There’s a stack of posters from shows passed, endless paperwork — even a collection of slides meant to play on an outdated projector. Now, they’re all neatly collected. Some of the art is lovingly displayed in the newly renovated galleries.
“It’s driven me crazy for years. I was like, ‘this is going to be my legacy. I’m going to organize this vault,’” she said, laughing. “I had the time.”
Now back with live performances, both the theater and its workers are refreshed and ready to welcome a (masked and socially distanced) audience. But staff members weren’t the only ones affected. Performer Paul Helm said he gained perspective on how much he loves his job after being without it for a while.
“To have this employment again and be able to create art and make people laugh… it’s something that… I’m never going to take for granted again,” he said.

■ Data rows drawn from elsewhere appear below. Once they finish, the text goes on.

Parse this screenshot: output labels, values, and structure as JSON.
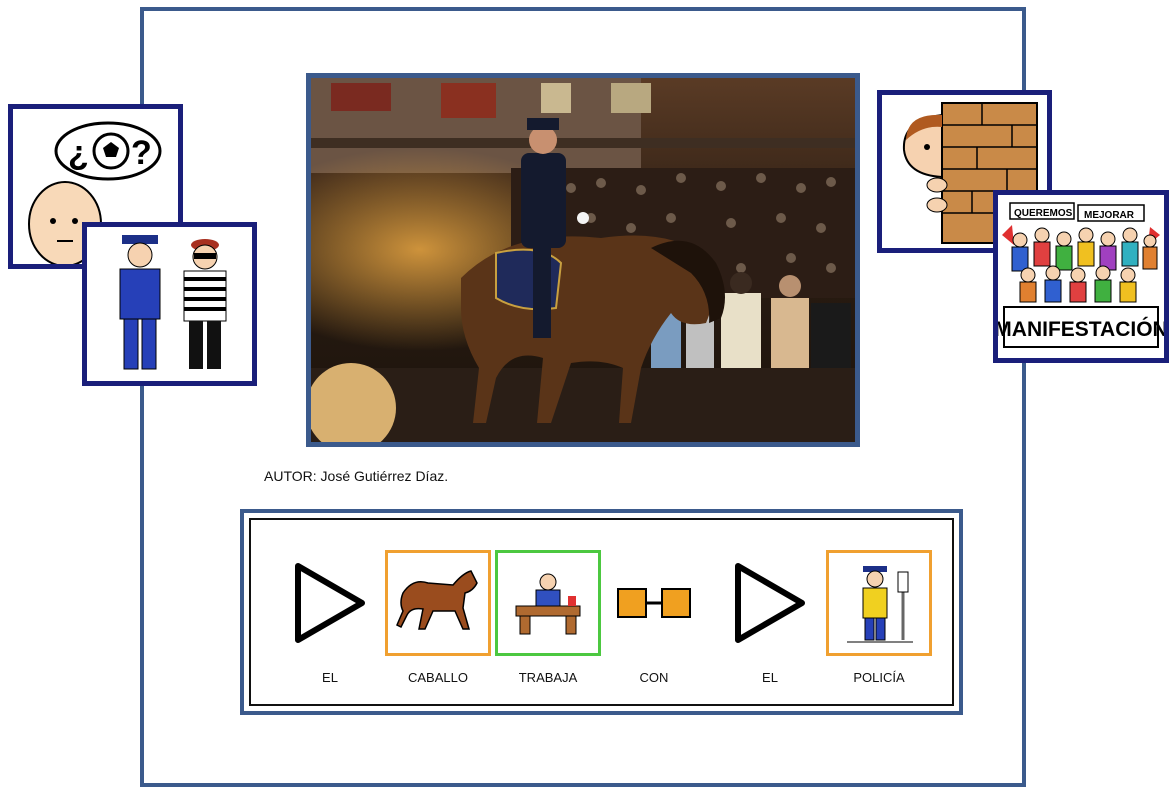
{
  "author": "AUTOR: José Gutiérrez Díaz.",
  "sentence": [
    {
      "label": "EL",
      "icon": "article-arrow-icon",
      "frame": "none"
    },
    {
      "label": "CABALLO",
      "icon": "horse-icon",
      "frame": "orange"
    },
    {
      "label": "TRABAJA",
      "icon": "working-at-desk-icon",
      "frame": "green"
    },
    {
      "label": "CON",
      "icon": "with-link-icon",
      "frame": "none"
    },
    {
      "label": "EL",
      "icon": "article-arrow-icon",
      "frame": "none"
    },
    {
      "label": "POLICÍA",
      "icon": "police-officer-icon",
      "frame": "orange"
    }
  ],
  "cards": {
    "manifestacion_banner_left": "QUEREMOS",
    "manifestacion_banner_right": "MEJORAR",
    "manifestacion_caption": "MANIFESTACIÓN",
    "thought_text_left": "¿",
    "thought_text_right": "?"
  },
  "colors": {
    "frame_blue": "#3b5a8c",
    "card_border": "#1a1f7a",
    "orange_frame": "#f0a030",
    "green_frame": "#4cc840"
  }
}
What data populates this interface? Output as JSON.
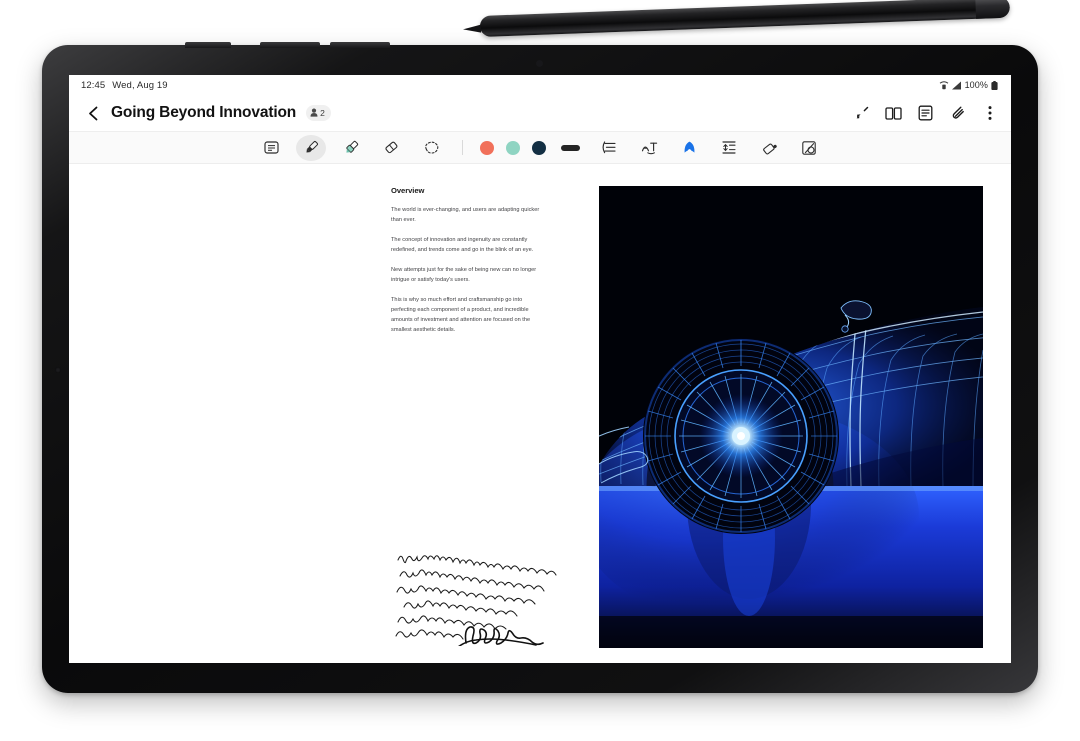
{
  "device": {
    "name": "samsung-galaxy-tab-with-s-pen",
    "stylus": "s-pen"
  },
  "status_bar": {
    "time": "12:45",
    "date": "Wed, Aug 19",
    "battery_percent": "100%",
    "icons": [
      "wifi-calling-icon",
      "signal-bars-icon",
      "battery-icon"
    ]
  },
  "header": {
    "back_label": "‹",
    "title": "Going Beyond Innovation",
    "collaborators_count": "2",
    "collaborator_icon": "person-icon",
    "actions": [
      {
        "name": "pen-cursor-icon",
        "label": ""
      },
      {
        "name": "book-view-icon",
        "label": ""
      },
      {
        "name": "note-list-icon",
        "label": ""
      },
      {
        "name": "attachment-icon",
        "label": ""
      },
      {
        "name": "more-options-icon",
        "label": "⋮"
      }
    ]
  },
  "pen_toolbar": {
    "tools": [
      {
        "name": "text-box-tool",
        "label": "text box",
        "selected": false
      },
      {
        "name": "pen-tool",
        "label": "pen",
        "selected": true
      },
      {
        "name": "highlighter-tool",
        "label": "highlighter",
        "selected": false
      },
      {
        "name": "eraser-tool",
        "label": "eraser",
        "selected": false
      },
      {
        "name": "lasso-select-tool",
        "label": "lasso select",
        "selected": false
      }
    ],
    "colors": [
      {
        "name": "color-coral",
        "hex": "#F1705A"
      },
      {
        "name": "color-mint",
        "hex": "#8FD4C2"
      },
      {
        "name": "color-navy",
        "hex": "#132F43"
      }
    ],
    "stroke_chip_color": "#242424",
    "extras": [
      {
        "name": "straighten-lines-tool",
        "label": "straighten"
      },
      {
        "name": "text-convert-tool",
        "label": "convert to text"
      },
      {
        "name": "shape-recognition-tool",
        "label": "shape recognition",
        "accent": "#1A73E8"
      },
      {
        "name": "align-spacing-tool",
        "label": "align spacing"
      },
      {
        "name": "fill-color-tool",
        "label": "fill color"
      },
      {
        "name": "smart-select-tool",
        "label": "smart select"
      }
    ]
  },
  "document": {
    "section_title": "Overview",
    "paragraphs": [
      "The world is ever-changing, and users are adapting quicker than ever.",
      "The concept of innovation and ingenuity are constantly redefined, and trends come and go in the blink of an eye.",
      "New attempts just for the sake of being new can no longer intrigue or satisfy today's users.",
      "This is why so much effort and craftsmanship go into perfecting each component of a product, and incredible amounts of investment and attention are focused on the smallest aesthetic details."
    ],
    "handwriting_note": "handwritten cursive annotation with signature",
    "image": {
      "name": "blue-wireframe-sports-car",
      "description": "3D blue wireframe render of a sports car front on black background with reflection",
      "colors": {
        "background": "#000000",
        "wire": "#2f7dff",
        "glow": "#9fd8ff",
        "reflection": "#1436c8"
      }
    }
  }
}
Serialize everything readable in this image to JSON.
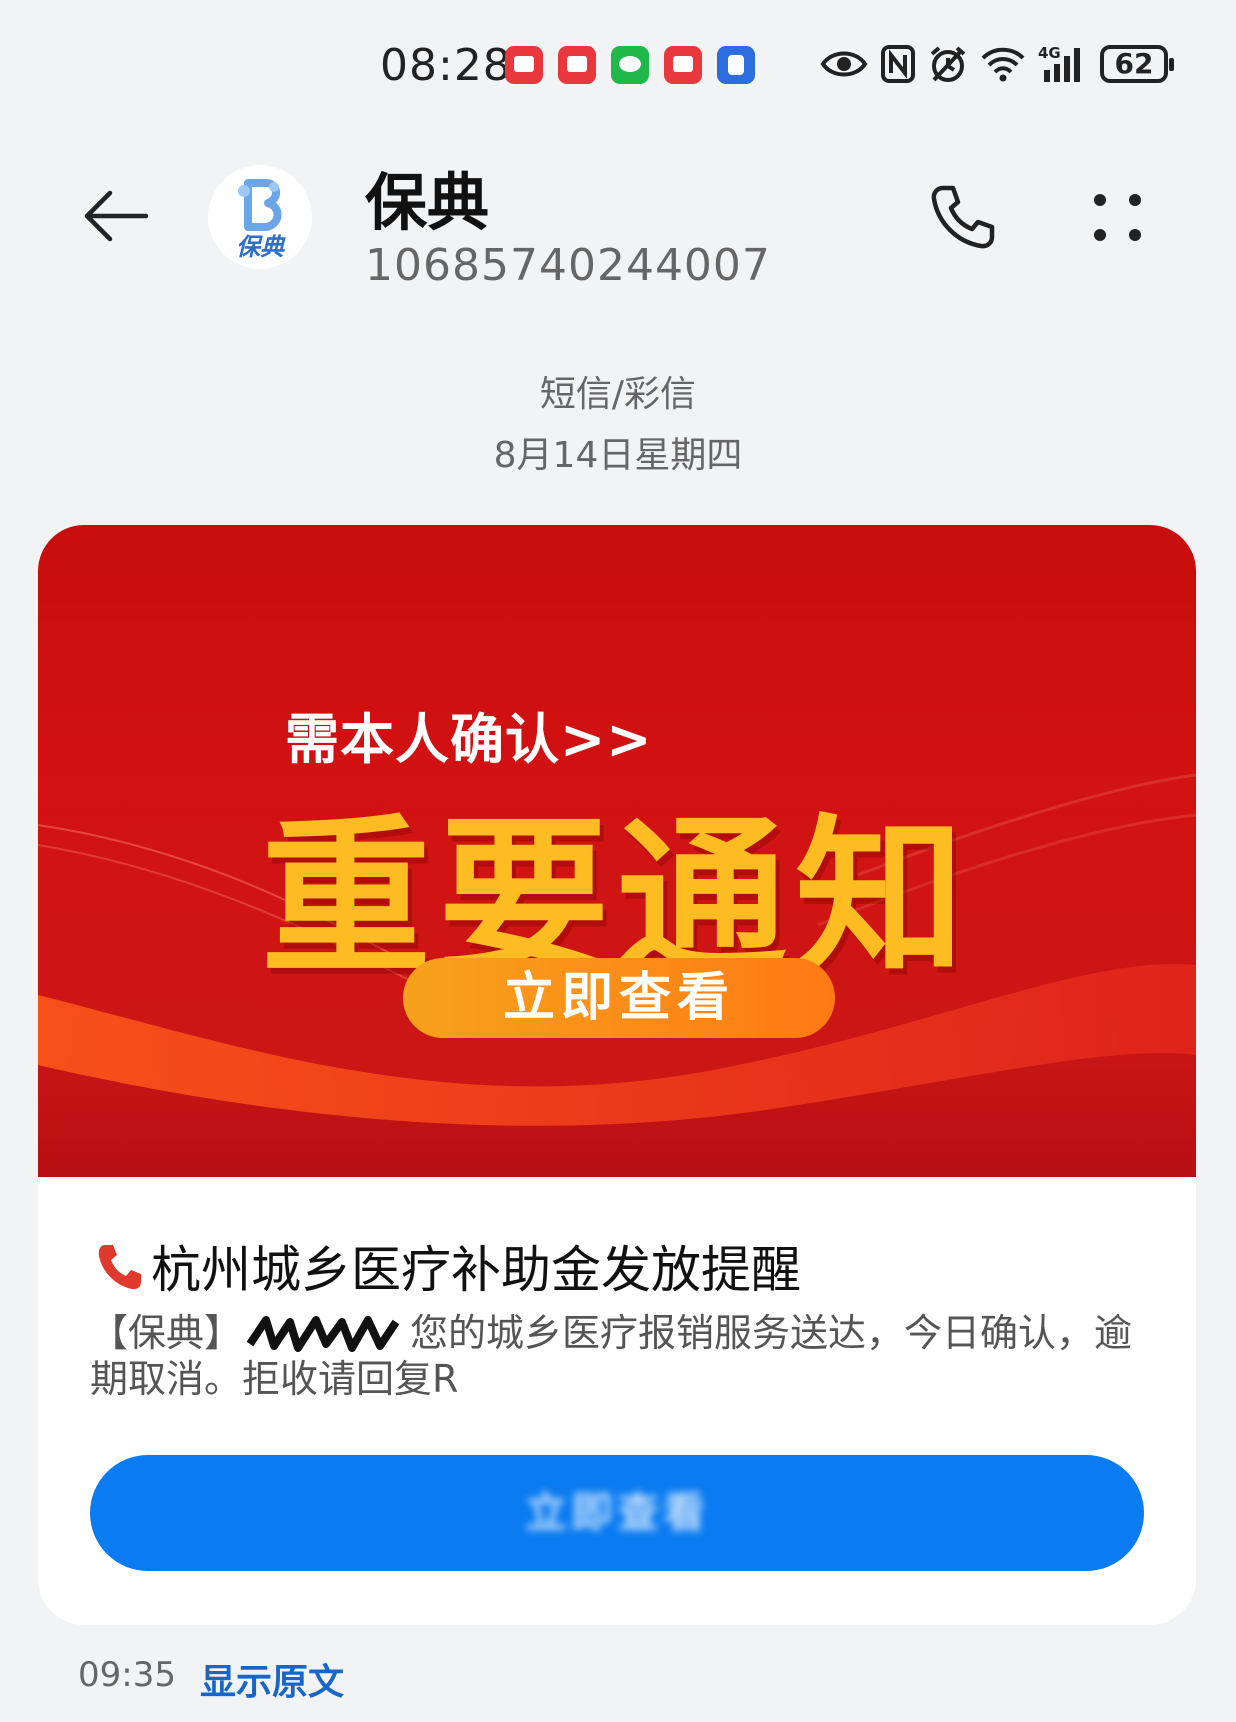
{
  "status_bar": {
    "time": "08:28",
    "notification_icons": [
      "red-app-icon",
      "red-app-icon",
      "wechat-icon",
      "red-app-icon",
      "blue-app-icon"
    ],
    "system_icons": [
      "eye-icon",
      "nfc-icon",
      "alarm-icon",
      "wifi-icon",
      "signal-4g-icon"
    ],
    "network_label": "4G",
    "battery_level": "62"
  },
  "header": {
    "back_icon": "arrow-left-icon",
    "avatar_text": "保典",
    "contact_name": "保典",
    "contact_number": "10685740244007",
    "call_icon": "phone-icon",
    "more_icon": "more-dots-icon"
  },
  "thread": {
    "message_type": "短信/彩信",
    "date": "8月14日星期四"
  },
  "card": {
    "banner": {
      "subtitle": "需本人确认>>",
      "title": "重要通知",
      "button_label": "立即查看"
    },
    "title_icon": "telephone-receiver-icon",
    "title": "杭州城乡医疗补助金发放提醒",
    "body_prefix": "【保典】",
    "body_text": "您的城乡医疗报销服务送达，今日确认，逾期取消。拒收请回复R",
    "cta_label": "立即查看"
  },
  "footer": {
    "time": "09:35",
    "show_original": "显示原文"
  },
  "colors": {
    "background": "#f1f3f5",
    "banner_red": "#d31212",
    "banner_gold": "#fdbc22",
    "banner_button_orange": "#ff7a14",
    "cta_blue": "#0a7bf0",
    "link_blue": "#1766c8"
  }
}
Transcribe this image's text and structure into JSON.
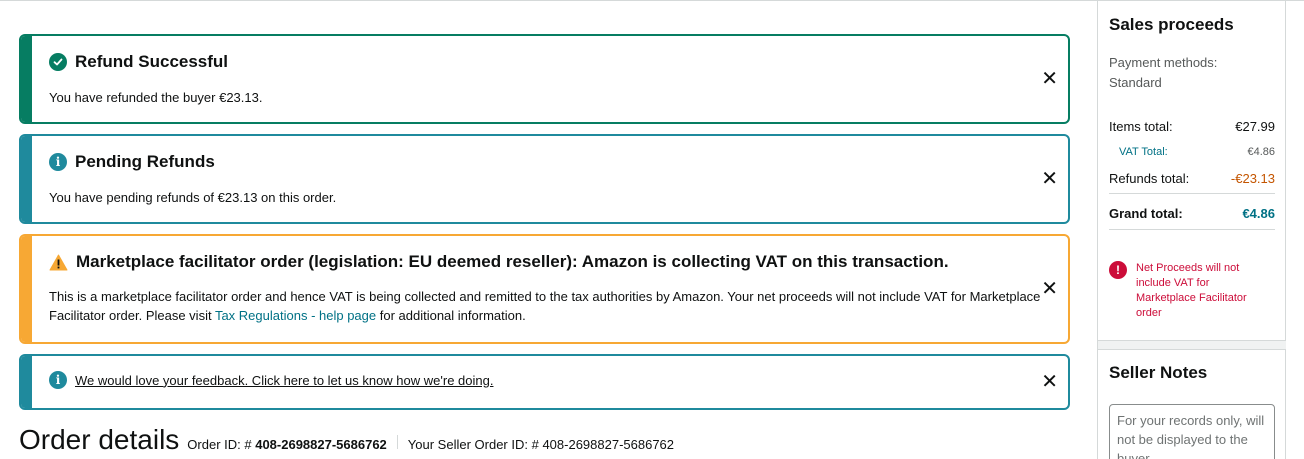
{
  "alerts": {
    "success": {
      "title": "Refund Successful",
      "message": "You have refunded the buyer €23.13.",
      "close": "✕"
    },
    "pending": {
      "title": "Pending Refunds",
      "message": "You have pending refunds of €23.13 on this order.",
      "close": "✕"
    },
    "marketplace": {
      "title": "Marketplace facilitator order (legislation: EU deemed reseller): Amazon is collecting VAT on this transaction.",
      "message_before": "This is a marketplace facilitator order and hence VAT is being collected and remitted to the tax authorities by Amazon. Your net proceeds will not include VAT for Marketplace Facilitator order. Please visit ",
      "link": "Tax Regulations - help page",
      "message_after": " for additional information.",
      "close": "✕"
    },
    "feedback": {
      "link": "We would love your feedback. Click here to let us know how we're doing.",
      "close": "✕"
    }
  },
  "order": {
    "heading": "Order details",
    "order_id_label": "Order ID: #",
    "order_id": "408-2698827-5686762",
    "seller_order_label": "Your Seller Order ID: #",
    "seller_order_id": "408-2698827-5686762"
  },
  "sidebar": {
    "sales_title": "Sales proceeds",
    "payment_methods": "Payment methods: Standard",
    "items_total_label": "Items total:",
    "items_total": "€27.99",
    "vat_total_label": "VAT Total:",
    "vat_total": "€4.86",
    "refunds_total_label": "Refunds total:",
    "refunds_total": "-€23.13",
    "grand_total_label": "Grand total:",
    "grand_total": "€4.86",
    "warning": "Net Proceeds will not include VAT for Marketplace Facilitator order",
    "notes_title": "Seller Notes",
    "notes_placeholder": "For your records only, will not be displayed to the buyer"
  },
  "icons": {
    "success": "check-circle-icon",
    "info": "info-circle-icon",
    "warning": "warning-triangle-icon",
    "error": "error-circle-icon",
    "close": "close-icon"
  },
  "colors": {
    "success": "#067d62",
    "info": "#1f8a9d",
    "warning": "#f7a834",
    "error": "#cc0c39",
    "link": "#007185",
    "negative": "#c45500"
  }
}
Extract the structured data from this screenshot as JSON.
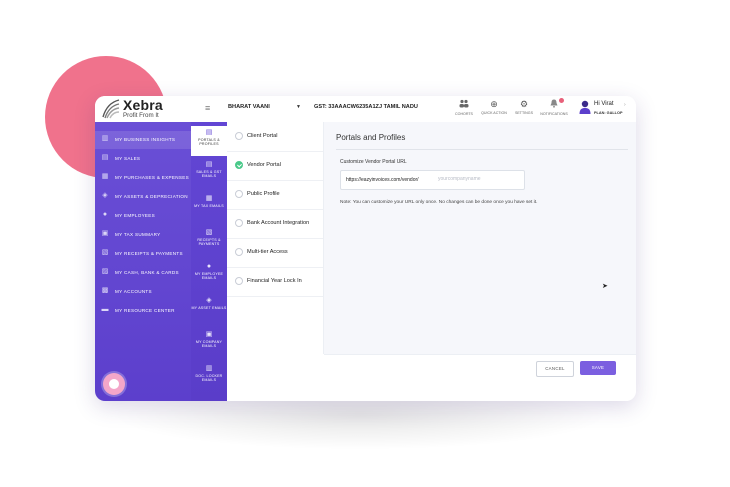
{
  "app": {
    "logo_name": "Xebra",
    "logo_tagline": "Profit From It",
    "company": "BHARAT VAANI",
    "gst": "GST: 33AAACW6235A1ZJ TAMIL NADU"
  },
  "topbar": {
    "icons": [
      {
        "label": "COHORTS",
        "icon": "cohorts-icon"
      },
      {
        "label": "QUICK ACTION",
        "icon": "plus-circle-icon"
      },
      {
        "label": "SETTINGS",
        "icon": "gear-icon"
      },
      {
        "label": "NOTIFICATIONS",
        "icon": "bell-icon"
      }
    ],
    "user": {
      "greeting": "Hi Virat",
      "plan": "PLAN: GALLOP"
    }
  },
  "sidebar": {
    "items": [
      {
        "label": "MY BUSINESS INSIGHTS",
        "icon": "chart-icon"
      },
      {
        "label": "MY SALES",
        "icon": "receipt-icon"
      },
      {
        "label": "MY PURCHASES & EXPENSES",
        "icon": "cart-icon"
      },
      {
        "label": "MY ASSETS & DEPRECIATION",
        "icon": "asset-icon"
      },
      {
        "label": "MY EMPLOYEES",
        "icon": "person-icon"
      },
      {
        "label": "MY TAX SUMMARY",
        "icon": "document-icon"
      },
      {
        "label": "MY RECEIPTS & PAYMENTS",
        "icon": "money-icon"
      },
      {
        "label": "MY CASH, BANK & CARDS",
        "icon": "bank-icon"
      },
      {
        "label": "MY ACCOUNTS",
        "icon": "ledger-icon"
      },
      {
        "label": "MY RESOURCE CENTER",
        "icon": "book-icon"
      }
    ]
  },
  "subnav": {
    "items": [
      {
        "label": "PORTALS & PROFILES",
        "icon": "portal-icon"
      },
      {
        "label": "SALES & GST EMAILS",
        "icon": "mail-icon"
      },
      {
        "label": "MY TAX EMAILS",
        "icon": "tax-mail-icon"
      },
      {
        "label": "RECEIPTS & PAYMENTS",
        "icon": "payment-icon"
      },
      {
        "label": "MY EMPLOYEE EMAILS",
        "icon": "employee-icon"
      },
      {
        "label": "MY ASSET EMAILS",
        "icon": "asset-mail-icon"
      },
      {
        "label": "MY COMPANY EMAILS",
        "icon": "company-icon"
      },
      {
        "label": "DOC. LOCKER EMAILS",
        "icon": "locker-icon"
      }
    ]
  },
  "settings": {
    "items": [
      {
        "label": "Client Portal"
      },
      {
        "label": "Vendor Portal"
      },
      {
        "label": "Public Profile"
      },
      {
        "label": "Bank Account Integration"
      },
      {
        "label": "Multi-tier Access"
      },
      {
        "label": "Financial Year Lock In"
      }
    ]
  },
  "main": {
    "title": "Portals and Profiles",
    "field_label": "Customize Vendor Portal URL",
    "url_prefix": "https://eazyinvoices.com/vendor/",
    "url_placeholder": "yourcompanyname",
    "note": "Note: You can customize your URL only once. No changes can be done once you have set it.",
    "cancel_label": "CANCEL",
    "save_label": "SAVE"
  },
  "colors": {
    "accent": "#6a4fd6",
    "save": "#7b5fe0",
    "check": "#4ac98a",
    "blob": "#f0728c"
  }
}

In his first performance at the Hipp, Helm is playing Marcus Moscowicz in the theater’s production of “Murder for Two,” which started showing in September. His character is a “budding police officer, wannabe detective,” according to Helm.
Although Moscowicz is one of many characters in the play, Helm is one of only two people on stage. Together, the two actors play a total of 13 characters.
Wease said he is also grateful to be back doing what he loves.
“We are some of the few people that are still able to work right now,” he said. “I’m just lucky to be performing. I look at every performance and rehearsal as a gift.”
This season is Wease’s second time back at the Hipp.
“Coming back to do this at a place that I love, that has had me before, it’s been wonderful.”
With the pandemic still affecting the country, the theater has adjusted to accommodate both patrons and Covid-19 guidelines (as set by the International Alliance of Theatrical Stage Employees). The Hippodrome requires masks for audience members, and Wilkerson said it plans to keep casts as small as possible this season. Audience members sit between “safety seats,” which are empty seats in the theater marked off to allow for proper social distancing.
Box Office Manager Anna Verney creates a custom map for each performance, shifting patrons around according to how many tickets have been sold. The House Manager for the night then uses the maps to shift the “safety seat” signs as needed so the audience can safely enjoy the show.
“I know people have missed it,” Wease said. “Theater is a magical getaway — especially this show. We’re not doing some heavy, thought-provoking piece, but you can come here and have a blast… Have a silly laugh and just escape the outside world for a little bit.”
“Murder for Two” is playing at The Hippodrome as part of its mainstage season until Oct. 3. It’s a “zany, funny, farcical whodunit,” according to Robins, where everyone is a suspect in the murder of Great American Novelist Arthur Whitney.
“Artists are dying — pardon the pun — to share our stories and collaborate with the audience, for everybody to have a community experience,” Robins said. “That’s what the theater is all about.”